But given the photo above, it is certainly a good time to think back upon some of the ridicule Tea Party members were forced to endure for evoking the Revolutionary War era by their dress and choice of symbols.
MSNBC's Rachel Maddow was one of many who saw mockery of the "teabaggers" as the first recourse. (The word was used so often by liberals in 2009 that Oxford made it a Word of the Year finalist.) Liberal sites like Talking Points Memo presented attendees who dressed up the way Obama did above as weirdos. The ever-predictable Bill Maher got hoots from his audience when he donned his own tricorn hat (complete with dangling tea bags) to bash the Tea Party on TV.
President Obama blamed the "teabaggers" for his failures, according to Jonathan Alter's book The Promise: President Obama, Year One, complaining that his own 2009 stimulus "helped to create the tea-baggers and empowered that whole wing of the Republican Party to where it now controls the agenda for the Republicans." (Vice President Joe Biden is blaming them still.)
Yet in the dramatic battles over trumped up charges of Tea Party racism and extremism, Obama never mentioned his own "Tea Party" episode--and neither has anyone in the media, even as Obama's allies and friends on the left ridiculed the Tea Party for seeking to make the same symbolic connections to the country's founding.

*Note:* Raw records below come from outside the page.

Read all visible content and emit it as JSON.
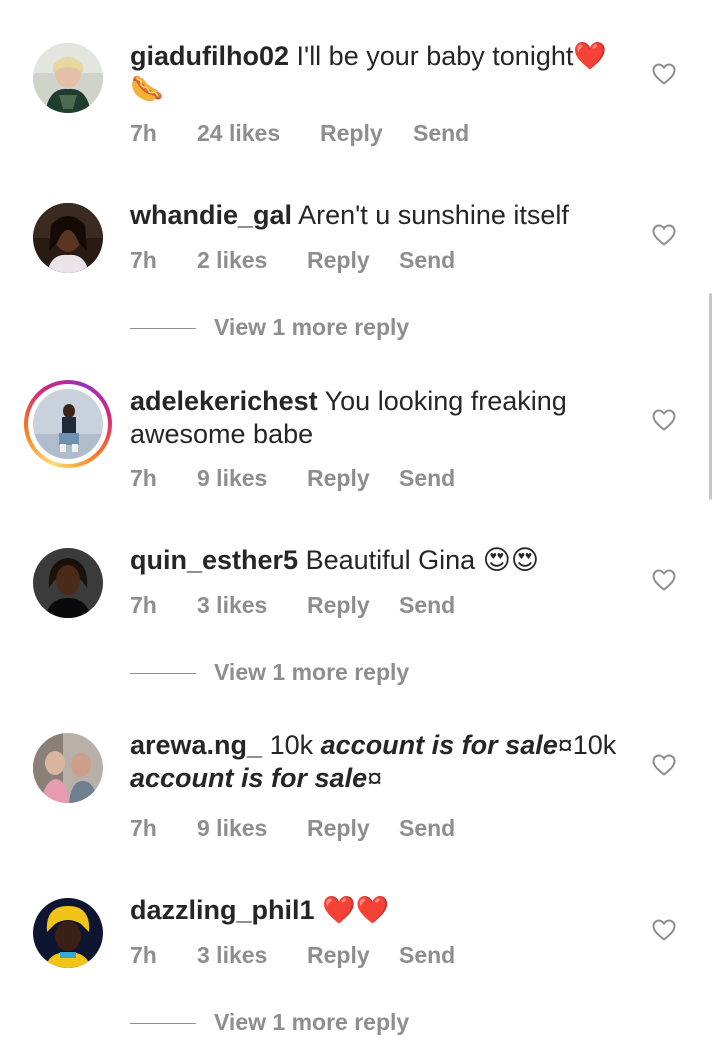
{
  "comments": [
    {
      "username": "giadufilho02",
      "text": "I'll be your baby tonight",
      "emoji": "❤️🌭",
      "time": "7h",
      "likes": "24 likes",
      "reply": "Reply",
      "send": "Send"
    },
    {
      "username": "whandie_gal",
      "text": "Aren't u sunshine itself",
      "time": "7h",
      "likes": "2 likes",
      "reply": "Reply",
      "send": "Send",
      "view_more": "View 1 more reply"
    },
    {
      "username": "adelekerichest",
      "text": "You looking freaking awesome babe",
      "time": "7h",
      "likes": "9 likes",
      "reply": "Reply",
      "send": "Send"
    },
    {
      "username": "quin_esther5",
      "text": "Beautiful Gina",
      "emoji": "😍😍",
      "time": "7h",
      "likes": "3 likes",
      "reply": "Reply",
      "send": "Send",
      "view_more": "View 1 more reply"
    },
    {
      "username": "arewa.ng_",
      "text_prefix": "10k",
      "text_bold": "account is for sale",
      "text_mid": "¤10k",
      "text_bold2": "account is for sale",
      "text_end": "¤",
      "time": "7h",
      "likes": "9 likes",
      "reply": "Reply",
      "send": "Send"
    },
    {
      "username": "dazzling_phil1",
      "emoji": "❤️❤️",
      "time": "7h",
      "likes": "3 likes",
      "reply": "Reply",
      "send": "Send",
      "view_more": "View 1 more reply"
    }
  ]
}
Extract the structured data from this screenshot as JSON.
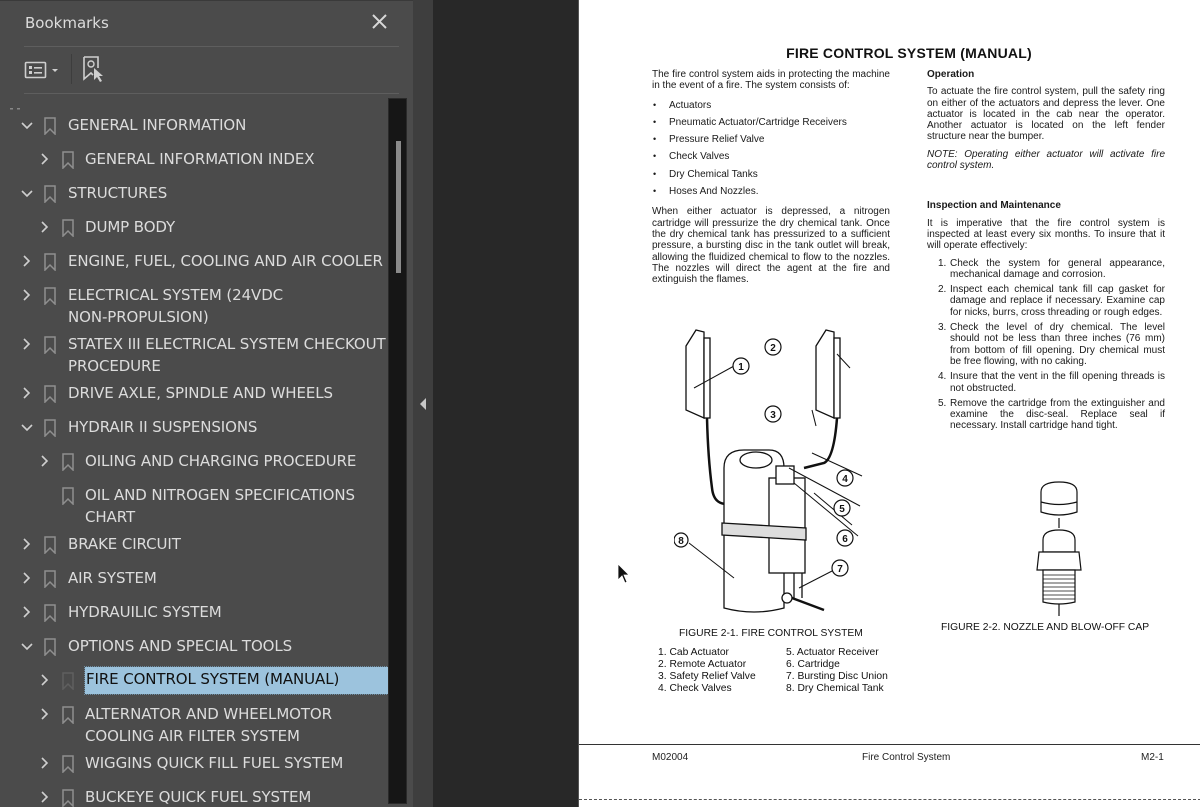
{
  "sidebar": {
    "title": "Bookmarks",
    "close_icon": "close-icon",
    "toolbar": {
      "options_icon": "options-list-icon",
      "new_bookmark_icon": "new-bookmark-icon"
    },
    "items": [
      {
        "label": "GENERAL INFORMATION",
        "level": 0,
        "expander": "expanded"
      },
      {
        "label": "GENERAL INFORMATION INDEX",
        "level": 1,
        "expander": "collapsed"
      },
      {
        "label": "STRUCTURES",
        "level": 0,
        "expander": "expanded"
      },
      {
        "label": "DUMP BODY",
        "level": 1,
        "expander": "collapsed"
      },
      {
        "label": "ENGINE, FUEL, COOLING AND AIR COOLER",
        "level": 0,
        "expander": "collapsed"
      },
      {
        "label": "ELECTRICAL SYSTEM (24VDC\nNON-PROPULSION)",
        "level": 0,
        "expander": "collapsed"
      },
      {
        "label": "STATEX III ELECTRICAL SYSTEM CHECKOUT\nPROCEDURE",
        "level": 0,
        "expander": "collapsed"
      },
      {
        "label": "DRIVE AXLE, SPINDLE AND WHEELS",
        "level": 0,
        "expander": "collapsed"
      },
      {
        "label": "HYDRAIR II SUSPENSIONS",
        "level": 0,
        "expander": "expanded"
      },
      {
        "label": "OILING AND CHARGING PROCEDURE",
        "level": 1,
        "expander": "collapsed"
      },
      {
        "label": "OIL AND NITROGEN SPECIFICATIONS\nCHART",
        "level": 1,
        "expander": "none"
      },
      {
        "label": "BRAKE CIRCUIT",
        "level": 0,
        "expander": "collapsed"
      },
      {
        "label": "AIR SYSTEM",
        "level": 0,
        "expander": "collapsed"
      },
      {
        "label": "HYDRAUILIC SYSTEM",
        "level": 0,
        "expander": "collapsed"
      },
      {
        "label": "OPTIONS AND SPECIAL TOOLS",
        "level": 0,
        "expander": "expanded"
      },
      {
        "label": "FIRE CONTROL SYSTEM (MANUAL)",
        "level": 1,
        "expander": "collapsed",
        "selected": true
      },
      {
        "label": "ALTERNATOR AND WHEELMOTOR\nCOOLING AIR FILTER SYSTEM",
        "level": 1,
        "expander": "collapsed"
      },
      {
        "label": "WIGGINS QUICK FILL FUEL SYSTEM",
        "level": 1,
        "expander": "collapsed"
      },
      {
        "label": "BUCKEYE QUICK FUEL SYSTEM",
        "level": 1,
        "expander": "collapsed"
      }
    ],
    "selection_color": "#9cc3dd"
  },
  "document": {
    "title": "FIRE CONTROL SYSTEM (MANUAL)",
    "intro": "The fire control system aids in protecting the machine in the event of a fire. The system consists of:",
    "components": [
      "Actuators",
      "Pneumatic Actuator/Cartridge Receivers",
      "Pressure Relief Valve",
      "Check Valves",
      "Dry Chemical Tanks",
      "Hoses And Nozzles."
    ],
    "description": "When either actuator is depressed, a nitrogen cartridge will pressurize the dry chemical tank. Once the dry chemical tank has pressurized to a sufficient pressure, a bursting disc in the tank outlet will break, allowing the fluidized chemical to flow to the nozzles. The nozzles will direct the agent at the fire and extinguish the flames.",
    "operation": {
      "heading": "Operation",
      "text": "To actuate the fire control system, pull the safety ring on either of the actuators and depress the lever. One actuator is located in the cab near the operator. Another actuator is located on the left fender structure near the bumper.",
      "note": "NOTE: Operating either actuator will activate fire control system."
    },
    "inspection": {
      "heading": "Inspection and Maintenance",
      "text": "It is imperative that the fire control system is inspected at least every six months. To insure that it will operate effectively:",
      "steps": [
        {
          "num": "1.",
          "text": "Check the system for general appearance, mechanical damage and corrosion."
        },
        {
          "num": "2.",
          "text": "Inspect each chemical tank fill cap gasket for damage and replace if necessary. Examine cap for nicks, burrs, cross threading or rough edges."
        },
        {
          "num": "3.",
          "text": "Check the level of dry chemical. The level should not be less than three inches (76 mm) from bottom of fill opening. Dry chemical must be free flowing, with no caking."
        },
        {
          "num": "4.",
          "text": "Insure that the vent in the fill opening threads is not obstructed."
        },
        {
          "num": "5.",
          "text": "Remove the cartridge from the extinguisher and examine the disc-seal. Replace seal if necessary. Install cartridge hand tight."
        }
      ]
    },
    "figure1": {
      "caption": "FIGURE 2-1. FIRE CONTROL SYSTEM",
      "callouts": [
        "1",
        "2",
        "3",
        "4",
        "4",
        "5",
        "6",
        "7",
        "8"
      ],
      "legend_col1": [
        "1. Cab Actuator",
        "2. Remote Actuator",
        "3. Safety Relief Valve",
        "4. Check Valves"
      ],
      "legend_col2": [
        "5. Actuator Receiver",
        "6. Cartridge",
        "7. Bursting Disc Union",
        "8. Dry Chemical Tank"
      ]
    },
    "figure2": {
      "caption": "FIGURE 2-2. NOZZLE AND BLOW-OFF CAP"
    },
    "footer": {
      "left": "M02004",
      "center": "Fire Control System",
      "right": "M2-1"
    }
  }
}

The media's failure is all the more glaring, given that the forgotten photograph has been in plain view for fifteen years. It appeared on the front page of Chicago's Hyde Park Herald on July 9th, 1997, and was taken by legendary photographer Nancy Campbell Hays. (The larger version of the image is below this article. The original, which was donated to the University of Chicago, is not yet available for public view; the image obtained by Breitbart News was very dark, and so it was lightened in Photoshop).